First, the Tsavo lions were not 'aberrant'. Lions and other big cats have repeatedly turned to man-eating in the face of certain conditions, many of which are manmade. Furthermore, man-eating by lions continues today.
"For most of their history, extinct and living humans, have represented little more than a vulnerable, slow moving, bipedal source of protein for big cats," says Julian Kerbis Peterhans, associate professor of Natural Science at Roosevelt University, Field Museum adjunct curator and co-author of a study on man-eating by lions recently published in the Journal of East African Natural History (http://www.naturekenya.org/JournalEANH.htm).
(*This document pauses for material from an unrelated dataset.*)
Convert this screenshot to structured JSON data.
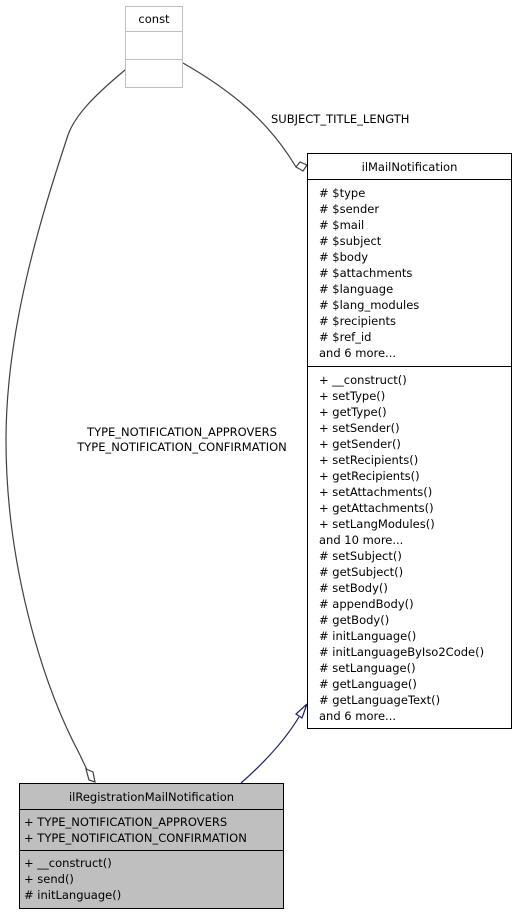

Legend has it that in 1898, two Tsavo lions killed at least 135 workers constructing a bridge in Kenya, temporarily stopping the construction of a railroad linking Lake Victoria with the port of Mombasa. Lt. Col. John Patterson eventually killed the lions, which are now on exhibit at The Field Museum, Chicago.
Thomas Gnoske, co-author of the study, Field Museum assistant collection manager and chief preparator in Birds, points to newly found evidence that challenges the traditional telling of the infamous event. He cites inconsistencies between authentic records and popular treatments, especially regarding the numbers of people allegedly killed by the man-eaters. In fact, three different, ever-escalating, figures, ranging from 14 to 135, were documented by Patterson, himself, during the course of his career. Gnoske believes that Patterson's original published (1907) fig
Contact: Greg Borzo